April is Fair Housing Month. This year marks the 42nd anniversary of the 1968 landmark Fair Housing Act.
The sale and purchase of a home is one of the most significant events that any person will experience in his or her lifetime. It is more than the simple purchase of housing, for it includes the hopes, dreams, aspirations, and economic destiny of those involved.
There are several laws that govern the right to fair housing practices. They include the Civil Rights Act of 1866 which prohibits all racial discrimination in the sale or rental of property. The Fair Housing Act declares a national policy of fair housing making it illegal to discriminate in the sale, lease or rental of housing, or making housing otherwise unavailable because of race, color, religion, sex, handicap, familial status, or national origin. Other laws include the Americans with Disabilities Act, Equal Credit Opportunity Act as well as various state and local laws.
The home seller/landlord, the home buyer, and the real estate professional all have rights and responsibilities under the law.
As a home seller or landlord you have a responsibility and a requirement under the law not to discriminate in the sale, rental and financing of property on the basis of race, color, religion, sex, handicap, familial status, or national origin. You cannot instruct the licensed broker or salesperson acting as your agent to convey for you any limitations in the sale or rental because the real estate professional is also bound by law not to discriminate.
Under the law, a home seller or landlord cannot establish discriminatory terms or conditions in the purchase or rental; deny that housing is available, or advertise that the property is available only to persons of a certain race, color, religion, sex, handicap, familial status, or national origin.
A home buyer has the right to expect that housing will be available without discrimination or other limitations based on race, color, religion, sex, handicap, familial status, or national origin.
This includes the right to expect:
- Housing in your price range made available to you without discrimination
- Equal professional service
- The opportunity to consider a broad range of housing choices
- No discriminatory limitations on communities or locations of housing
- No discrimination in the financing, appraising, or insuring of housing
- Reasonable accommodations in rules, practices and procedures for persons with disabilities
- Non-discriminatory terms and conditions for the sale, rental, financing, or insuring of a dwelling
- To be free from harassment or intimidation for exercising your fair housing rights.
Agents in a real estate transaction are prohibited by law from discriminating on the basis of race, color, religion, sex, handicap, familial status, or national origin.
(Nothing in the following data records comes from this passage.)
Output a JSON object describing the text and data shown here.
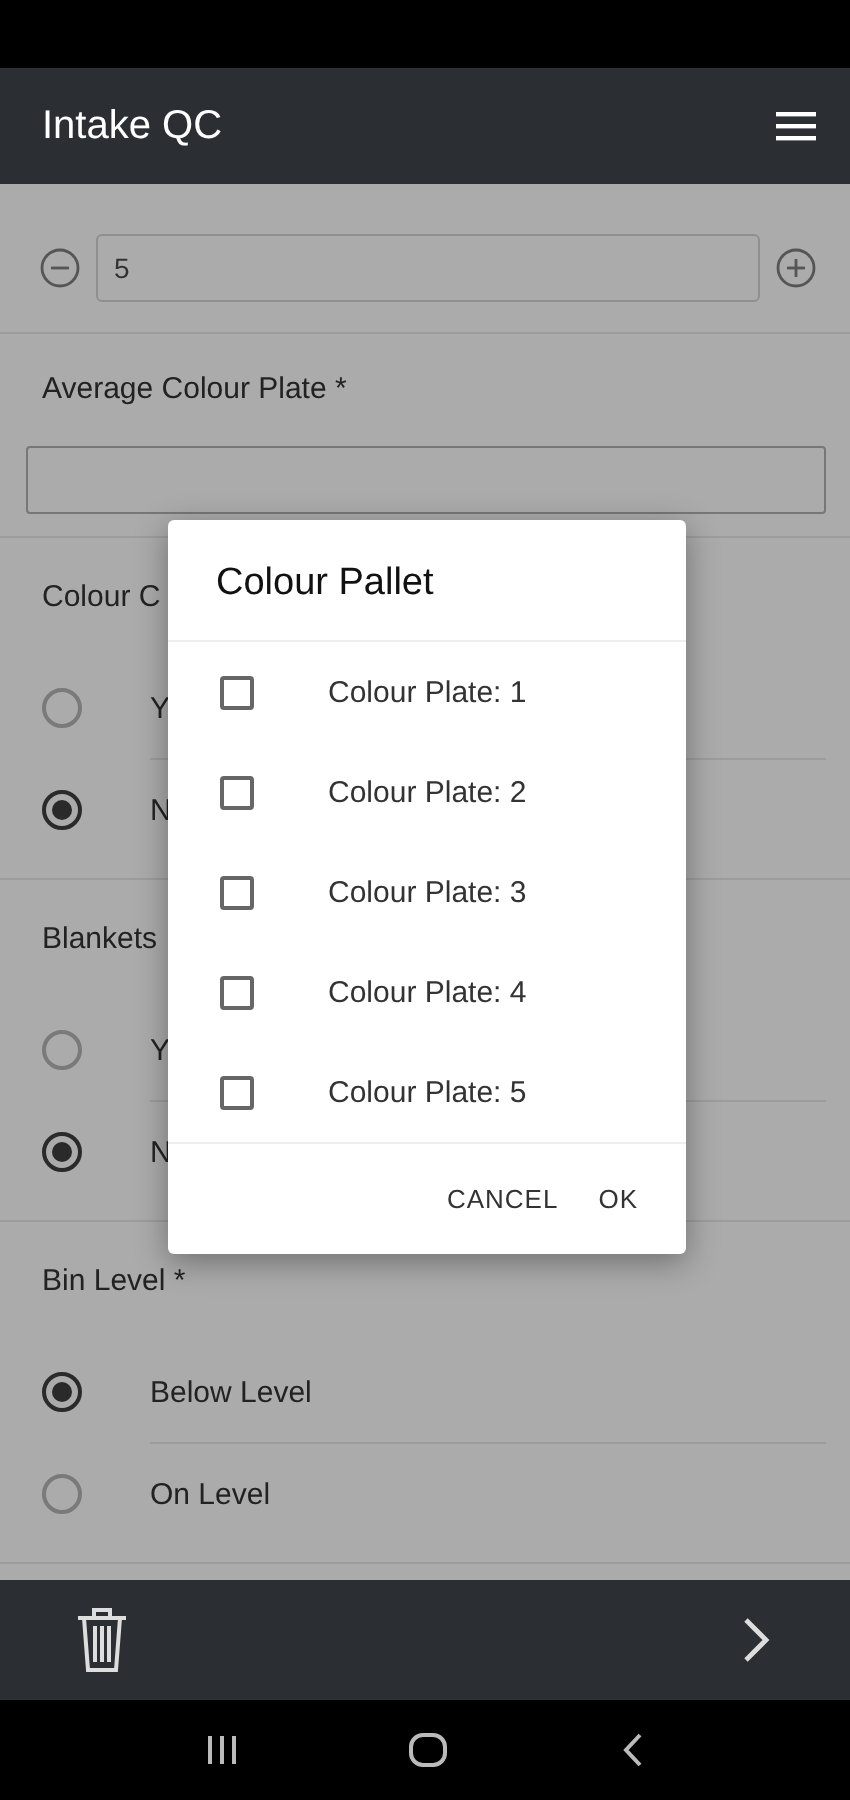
{
  "app_bar": {
    "title": "Intake QC"
  },
  "form": {
    "stepper": {
      "value": "5"
    },
    "fields": [
      {
        "kind": "input",
        "label": "Average Colour Plate *"
      },
      {
        "kind": "radio",
        "label": "Colour C",
        "options": [
          {
            "label": "Y",
            "selected": false
          },
          {
            "label": "N",
            "selected": true
          }
        ]
      },
      {
        "kind": "radio",
        "label": "Blankets",
        "options": [
          {
            "label": "Y",
            "selected": false
          },
          {
            "label": "N",
            "selected": true
          }
        ]
      },
      {
        "kind": "radio",
        "label": "Bin Level *",
        "options": [
          {
            "label": "Below Level",
            "selected": true
          },
          {
            "label": "On Level",
            "selected": false
          }
        ]
      }
    ]
  },
  "dialog": {
    "title": "Colour Pallet",
    "items": [
      {
        "label": "Colour Plate: 1",
        "checked": false
      },
      {
        "label": "Colour Plate: 2",
        "checked": false
      },
      {
        "label": "Colour Plate: 3",
        "checked": false
      },
      {
        "label": "Colour Plate: 4",
        "checked": false
      },
      {
        "label": "Colour Plate: 5",
        "checked": false
      }
    ],
    "buttons": [
      "CANCEL",
      "OK"
    ]
  }
}
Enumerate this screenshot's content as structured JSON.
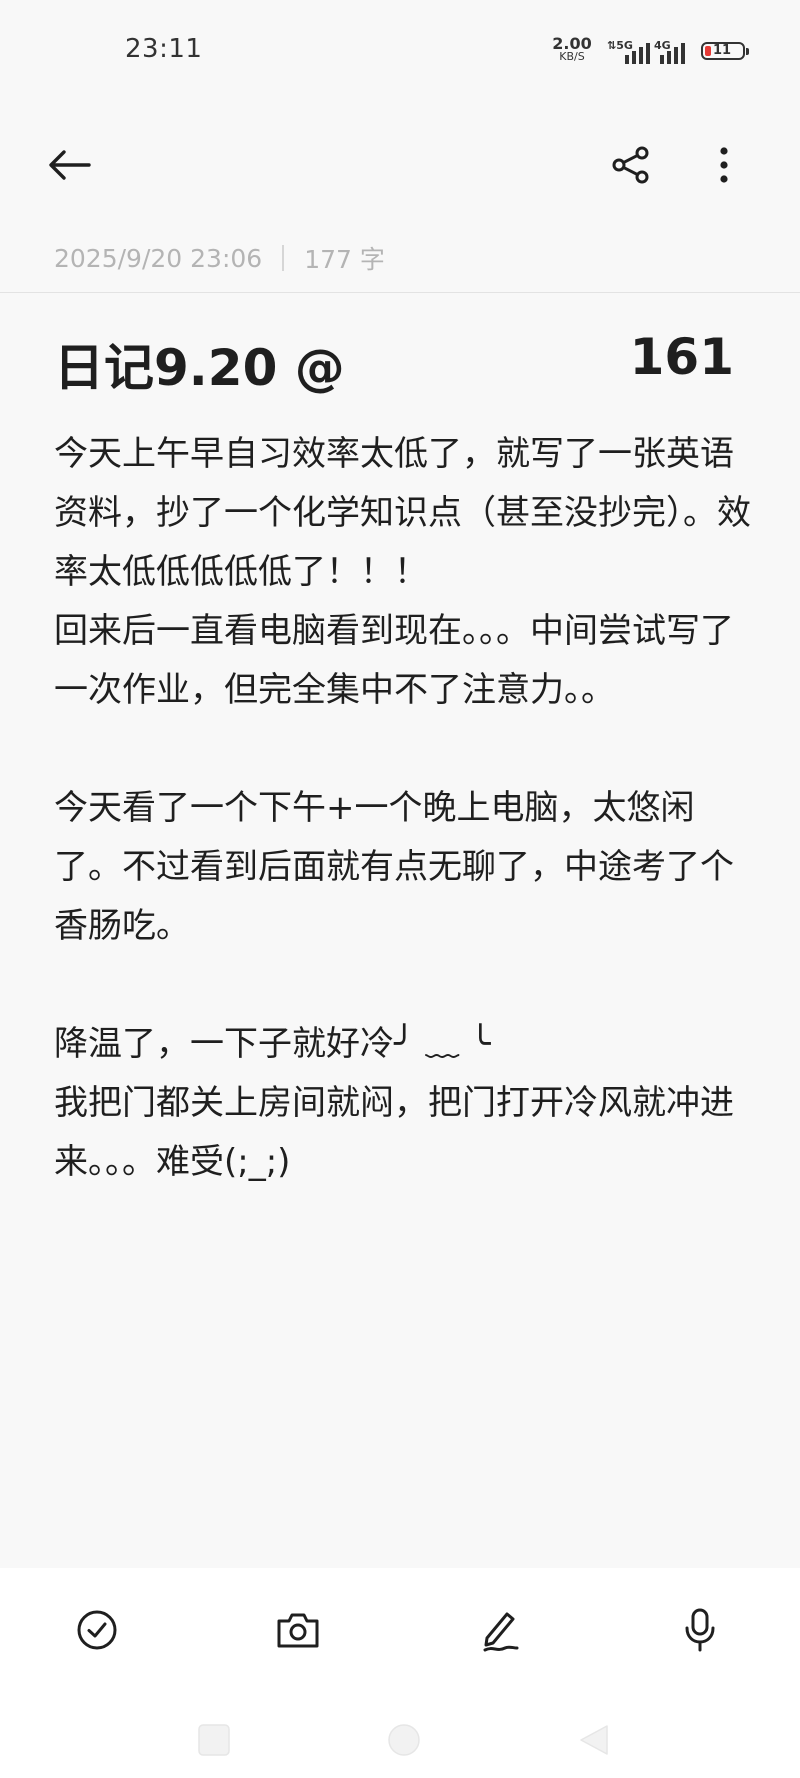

A request from the home seller or landlord to act in a discriminatory manner in the sale, lease or rental cannot legally be fulfilled by the real estate professional.
Realtors that violate this law also violate Article 10 of the National Association of Realtors Code of Ethics and may be reported to their local Association for an ethics violation.
Melanie Pennino is the president of the Lodi Association or Realtors. You may reach her at firstname.lastname@example.org